When The Insurance Company Comes Back With A Lowball Offer Or Denies A Claim Altogether, What Are The Next Steps You And Your Client Will Take To Move Toward A Fair Offer?
As a personal injury attorney representing plaintiffs, I regularly deal with lowballs and denials from insurance companies. Usually, I do not immediately file suit, and instead opt to build my client’s case first. We have the injured plaintiff treated by their physicians and healthcare providers. We also contract with experts to examine the plaintiff and give us their opinion on the plaintiff’s prognosis. All the while, the insurance company never knows who we’re using to treat the plaintiff or who we may be using as expert witnesses. Then, once we are ready to present a full demand, we may file a lawsuit and let them go from there.
Generally, I don’t like to file a lawsuit until the claimant reaches MMI, Maximum Medical Improvement. This means that they have improved as much as they are likely to ever improve. Most of these cases involve permanent injuries, which means that this is the best possible condition the person will be in for the rest of their lives.
In some cases, I will present my counter-offer, and if they don’t take that offer, we have the right to file a lawsuit. We may possibly even be able to expand insurance coverage under what’s called the Doctrine of Bad Faith in Florida, a very complex doctrine which could be its own book.
What Factors Help You As The Personal Injury Attorney Help Determine Whether It’s Time To Advise Your Client That They Should Perhaps Take A Case To Trial?
The client always determines whether or not they want to take the risk of going to trial. We determine whether the offer presented is sufficient or fair to them. If they ask me what the case is worth, I tell them the range that similar cases have been settled or tried for and we try to estimate whether or not it makes sense for the client to pursue trial.
If we suggest that a client settles instead of pursuing trial, we are sometimes met with resistance. If the client says the settlement isn’t enough and they want to pursue trial for a larger settlement, then we caution the client that there are no guarantees about what they might get at court. We can make some likely predictions on how likely a jury would be to act in their favor, considering the strength of their case. However, it cannot be stressed enough that every jury is different, and we have no crystal ball on what an individual jury is going to award (or not award) in a specific case.

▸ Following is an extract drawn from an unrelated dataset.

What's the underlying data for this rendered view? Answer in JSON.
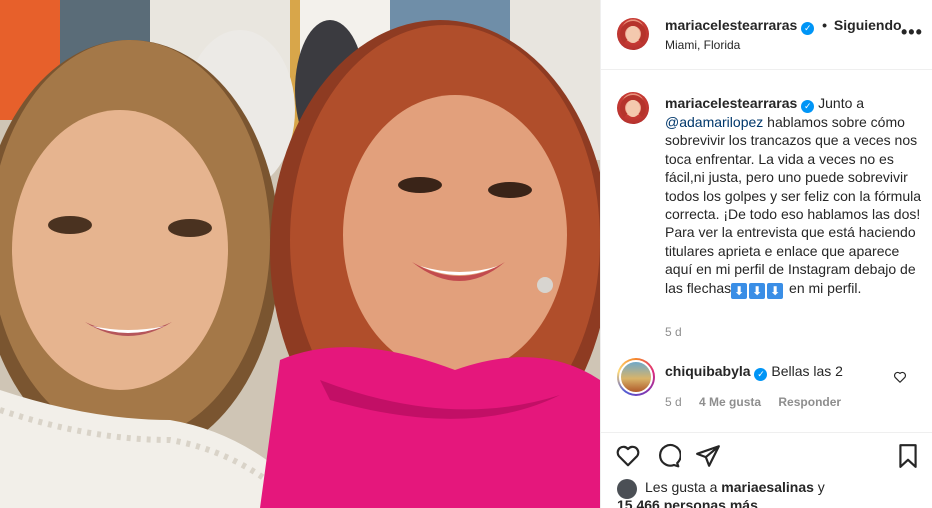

Moreover, we tell them that they have a right to go to trial, but if they go to trial and lose, under many instances, they have to pay fees and costs to the other side. This is because Florida is in large part a “loser pay state”, meaning that the loser of a trial must pay the attorney fees and court costs of the winner of a trial.
We make sure our clients know what our advice is, and what the potential repercussions are if they decide to go to trial against our advice and wind up losing. Ultimately, though, it is their choice whether or not they go to trial.
Am I Guaranteed A Larger Settlement If My Case Goes To Trial And Wins? Could I Possibly Get Less Than The Original Amount That Was Offered?
Once again, we never know what we’re going to get at trial. We merely use our judgement to make best guesses, based on the strength of the case and our own past experience. There are many possible outcomes if a person decides to go to trial instead of accepting a settlement offer. They may get more than the settlement amount, but they may also get the same amount, or less.